One of the Google Alerts to which I subscribe is “health care reform,” which seems to offer the liveliest discussion of late of any topic I subscribe to.

For obvious reasons, of course, what with our incoming president putting health care on the top burner (right below economic stimulus, I would imagine).

Everyone in what I read seems focused on how to maintain the current system of private insurers and private medical practitoners while somehow incorporating another 47 million people into the ranks of the insured.

However, as students at the Harvard Business School pointed out in their blog, where are the doctors going to come from to handle these millions?

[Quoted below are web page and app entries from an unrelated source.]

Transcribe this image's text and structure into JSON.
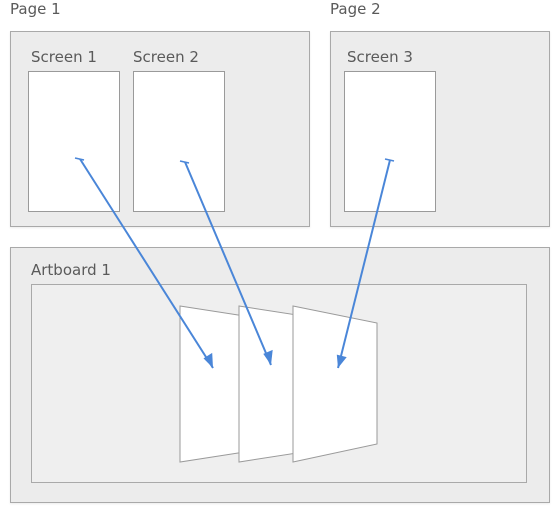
{
  "pages": [
    {
      "label": "Page 1",
      "screens": [
        {
          "label": "Screen 1"
        },
        {
          "label": "Screen 2"
        }
      ]
    },
    {
      "label": "Page 2",
      "screens": [
        {
          "label": "Screen 3"
        }
      ]
    }
  ],
  "artboard": {
    "label": "Artboard 1"
  },
  "colors": {
    "link": "#4a86d8",
    "frame_bg": "#ececec",
    "frame_border": "#a9a9a9",
    "screen_bg": "#ffffff"
  }
}
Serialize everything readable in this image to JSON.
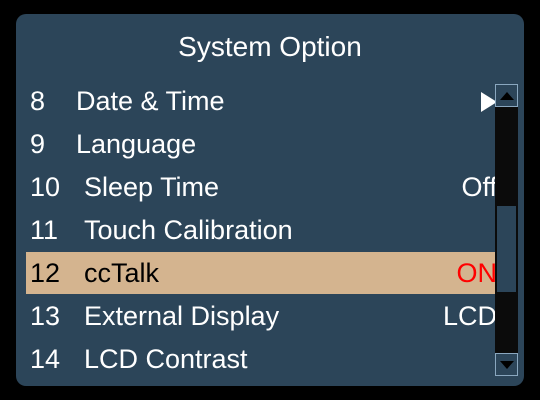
{
  "title": "System Option",
  "menu": {
    "items": [
      {
        "number": "8",
        "label": "Date & Time",
        "value": ""
      },
      {
        "number": "9",
        "label": "Language",
        "value": ""
      },
      {
        "number": "10",
        "label": "Sleep Time",
        "value": "Off"
      },
      {
        "number": "11",
        "label": "Touch Calibration",
        "value": ""
      },
      {
        "number": "12",
        "label": "ccTalk",
        "value": "ON"
      },
      {
        "number": "13",
        "label": "External Display",
        "value": "LCD"
      },
      {
        "number": "14",
        "label": "LCD Contrast",
        "value": ""
      }
    ],
    "selected_index": 4
  },
  "icons": {
    "submenu": "submenu-arrow-icon",
    "scroll_up": "scroll-up-icon",
    "scroll_down": "scroll-down-icon"
  },
  "colors": {
    "background": "#2c4559",
    "highlight": "#d4b48f",
    "on_value": "#ff0000"
  }
}
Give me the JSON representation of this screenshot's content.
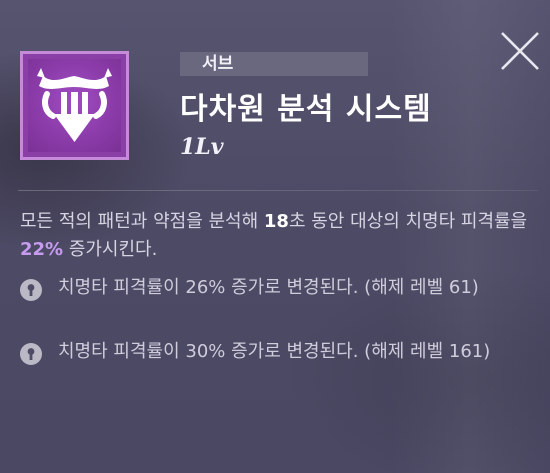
{
  "skill": {
    "category": "서브",
    "name": "다차원 분석 시스템",
    "level": "1Lv",
    "icon": "shield-arrow-down-icon",
    "icon_color": "#8a3fa6"
  },
  "description": {
    "part1": "모든 적의 패턴과 약점을 분석해 ",
    "duration": "18",
    "part2": "초 동안 대상의 치명타 피격률을 ",
    "value": "22%",
    "part3": " 증가시킨다."
  },
  "unlocks": [
    {
      "text": "치명타 피격률이 26% 증가로 변경된다. (해제 레벨 61)",
      "icon": "lock-icon"
    },
    {
      "text": "치명타 피격률이 30% 증가로 변경된다. (해제 레벨 161)",
      "icon": "lock-icon"
    }
  ],
  "close_icon": "close-icon"
}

They describe how, even in their home state of Massachusetts, getting everybody insured is not the same thing as getting everyone in front of a doctor. The American Medical Association (AMA), they note, paints the current physician shortage in the U.S. at between 35,000 and 40,000 practitioners.

That’s number one.

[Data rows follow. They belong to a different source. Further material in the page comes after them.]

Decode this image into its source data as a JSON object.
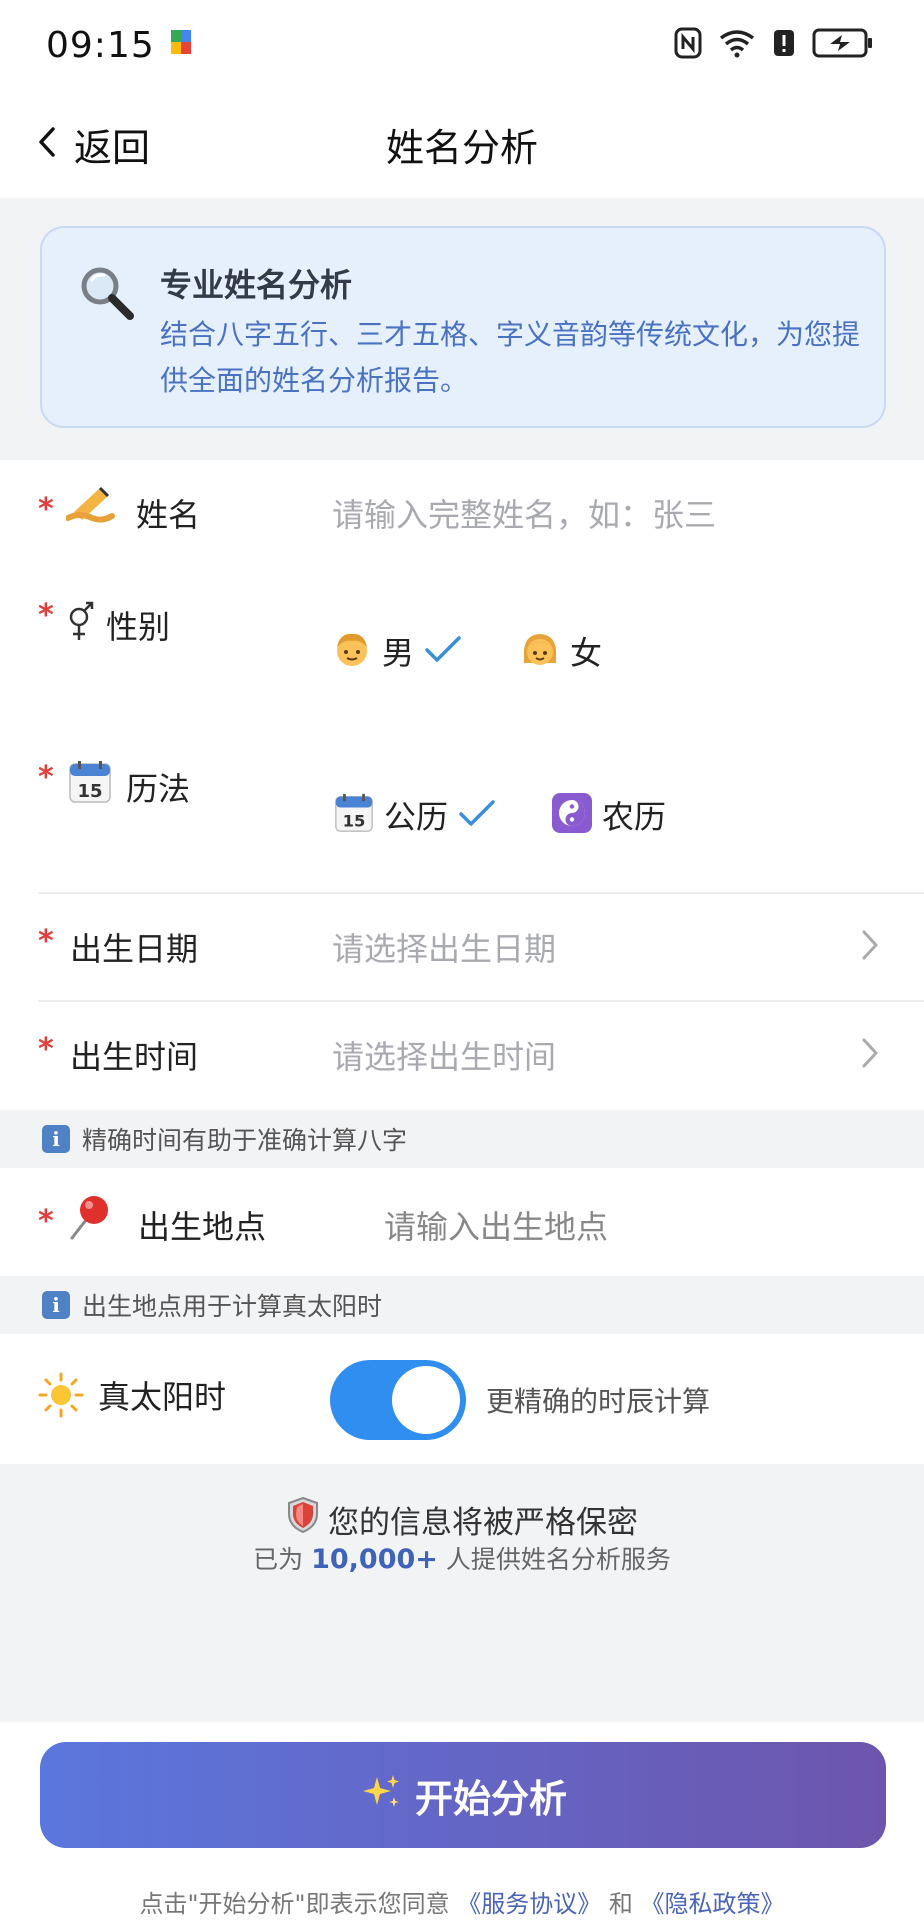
{
  "status_bar": {
    "time": "09:15"
  },
  "nav": {
    "back_label": "返回",
    "title": "姓名分析"
  },
  "intro": {
    "title": "专业姓名分析",
    "description": "结合八字五行、三才五格、字义音韵等传统文化，为您提供全面的姓名分析报告。"
  },
  "form": {
    "required_mark": "*",
    "name": {
      "label": "姓名",
      "placeholder": "请输入完整姓名，如：张三"
    },
    "gender": {
      "label": "性别",
      "options": [
        {
          "label": "男",
          "selected": true
        },
        {
          "label": "女",
          "selected": false
        }
      ]
    },
    "calendar": {
      "label": "历法",
      "options": [
        {
          "label": "公历",
          "selected": true
        },
        {
          "label": "农历",
          "selected": false
        }
      ]
    },
    "birth_date": {
      "label": "出生日期",
      "placeholder": "请选择出生日期"
    },
    "birth_time": {
      "label": "出生时间",
      "placeholder": "请选择出生时间"
    },
    "time_hint": "精确时间有助于准确计算八字",
    "birth_place": {
      "label": "出生地点",
      "placeholder": "请输入出生地点"
    },
    "place_hint": "出生地点用于计算真太阳时",
    "solar_time": {
      "label": "真太阳时",
      "enabled": true,
      "description": "更精确的时辰计算"
    }
  },
  "footer": {
    "secure_text": "您的信息将被严格保密",
    "served_prefix": "已为",
    "served_count": "10,000+",
    "served_suffix": "人提供姓名分析服务",
    "start_button": "开始分析",
    "agreement_prefix": "点击\"开始分析\"即表示您同意",
    "service_link": "《服务协议》",
    "agreement_and": "和",
    "privacy_link": "《隐私政策》"
  },
  "colors": {
    "accent_blue": "#2f8ef0",
    "required_red": "#e0403a",
    "button_gradient_start": "#5b77de",
    "button_gradient_end": "#6d55ad"
  }
}
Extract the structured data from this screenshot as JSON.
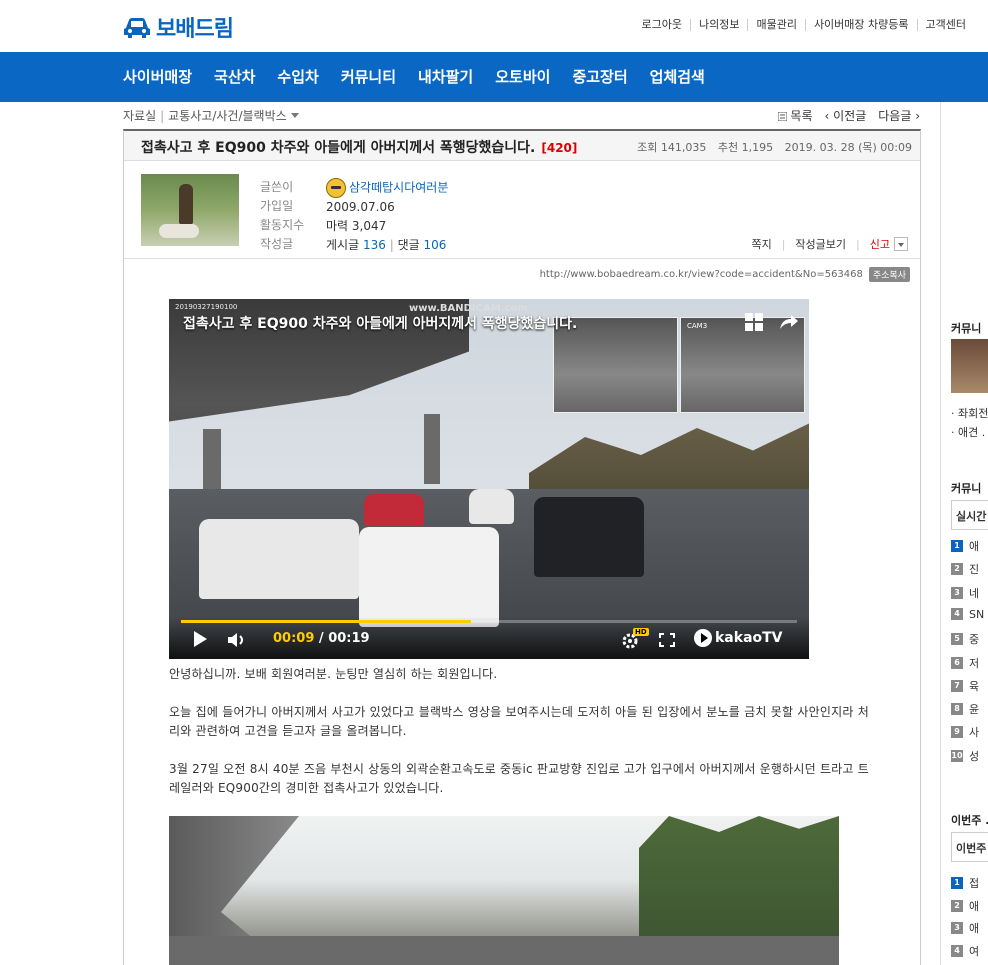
{
  "brand": {
    "name": "보배드림",
    "color": "#0a65bf"
  },
  "util_links": [
    "로그아웃",
    "나의정보",
    "매물관리",
    "사이버매장 차량등록",
    "고객센터"
  ],
  "nav": [
    "사이버매장",
    "국산차",
    "수입차",
    "커뮤니티",
    "내차팔기",
    "오토바이",
    "중고장터",
    "업체검색"
  ],
  "breadcrumb": {
    "root": "자료실",
    "section": "교통사고/사건/블랙박스"
  },
  "pager": {
    "list": "목록",
    "prev": "이전글",
    "next": "다음글"
  },
  "post": {
    "title": "접촉사고 후 EQ900 차주와 아들에게 아버지께서 폭행당했습니다.",
    "comment_count": "[420]",
    "views": "조회 141,035",
    "likes": "추천 1,195",
    "date": "2019. 03. 28 (목) 00:09",
    "url": "http://www.bobaedream.co.kr/view?code=accident&No=563468",
    "copy_label": "주소복사"
  },
  "author": {
    "labels": [
      "글쓴이",
      "가입일",
      "활동지수",
      "작성글"
    ],
    "name": "삼각떼탑시다여러분",
    "joined": "2009.07.06",
    "activity": "마력 3,047",
    "posts_label": "게시글",
    "posts": "136",
    "replies_label": "댓글",
    "replies": "106",
    "actions": {
      "note": "쪽지",
      "view_posts": "작성글보기",
      "report": "신고"
    }
  },
  "video": {
    "title": "접촉사고 후 EQ900 차주와 아들에게 아버지께서 폭행당했습니다.",
    "watermark": "www.BANDICAM.com",
    "timestamp": "20190327190100",
    "cam_label": "CAM3",
    "current": "00:09",
    "duration": "/ 00:19",
    "progress": 0.47,
    "hd": "HD",
    "provider": "kakaoTV"
  },
  "body": [
    "안녕하십니까. 보배 회원여러분. 눈팅만 열심히 하는 회원입니다.",
    "오늘 집에 들어가니 아버지께서 사고가 있었다고 블랙박스 영상을 보여주시는데 도저히 아들 된 입장에서 분노를 금치 못할 사안인지라 처리와 관련하여 고견을 듣고자 글을 올려봅니다.",
    "3월 27일 오전 8시 40분 즈음 부천시 상동의 외곽순환고속도로 중동ic 판교방향 진입로 고가 입구에서 아버지께서 운행하시던 트라고 트레일러와 EQ900간의 경미한 접촉사고가 있었습니다."
  ],
  "sidebar": {
    "sec1": "커뮤니",
    "items1": [
      "· 좌회전",
      "· 애견 ."
    ],
    "sec2": "커뮤니",
    "tab2": "실시간",
    "ranks2": [
      "애",
      "진",
      "네",
      "SN",
      "중",
      "저",
      "육",
      "윤",
      "사",
      "성"
    ],
    "sec3": "이번주 .",
    "tab3": "이번주",
    "ranks3": [
      "접",
      "애",
      "애",
      "여"
    ]
  }
}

Number two is even more interesting, and it concerns the medical delivery system itself. I’d never really thought about this aspect before, until I read an article in the Anchorage Daily News. In that article, Dr. Doug Eby, a senior administrator with the Southcentral Foundation, which runs a medical center in Anchorage for native Americans, compares the current system to car repair: Come in, be diagnosed, get your fix (pill or procedure), and get out of my face until you break down again.

In reforms carried out by Southcentral at its Alaska Native Medical Center, Eby and others have changed the whole focus, so that patients are now considered “customer-owners,” and they don’t necessarily see a physician for every complaint or symptom. They see whomever is most helpful and attuned to their situation. For instance, people with diabetes (after the diagnosis by a doctor) will work with a nutritionist and perhaps a behavioral counselor or other people who can set up a diet-and-exercise program and then monitor it to ensure its success.

Also, everything is contained within the one facility, so that customer-cowners can walk from the nurse’s or doctor’s station over to the x-ray room or blood lab. Everything gets done at once.

The results have been fairly stunning. In the ten years since the Alaska Native Medical Center has adopted this new delivery system, emergency room and urgent care visits are down by 40 percent, specialist visits by 50 percent, and hospital days by 30 percent.

Efficiency and a more holistic approach seem to be paying dividends (although no one mentioned any proof that people are healthier or that the mortality rate is down).

I think Dr. Eby and his colleagues are onto something big here since a lot of what ails us we bring upon ourselves by unhealthy life choices (smoking, eating too much and too much of the wrong things, not exercising, and the list goes on).

Maybe number two–changing our approach–will mitigate number one, a shortage of doctors.

Somehow, however, I can’t see the politicians in Wsahington, D.C., being anywhere near smart enough or caring enough to consider something like this. They’ll do whatever gets them the most votes, and then drop the whole system on a bunch of bureaucrats to run.

Business as usual in the nation’s capital and in medical centers everywhere. The lines and the waits will just be longer, much longer.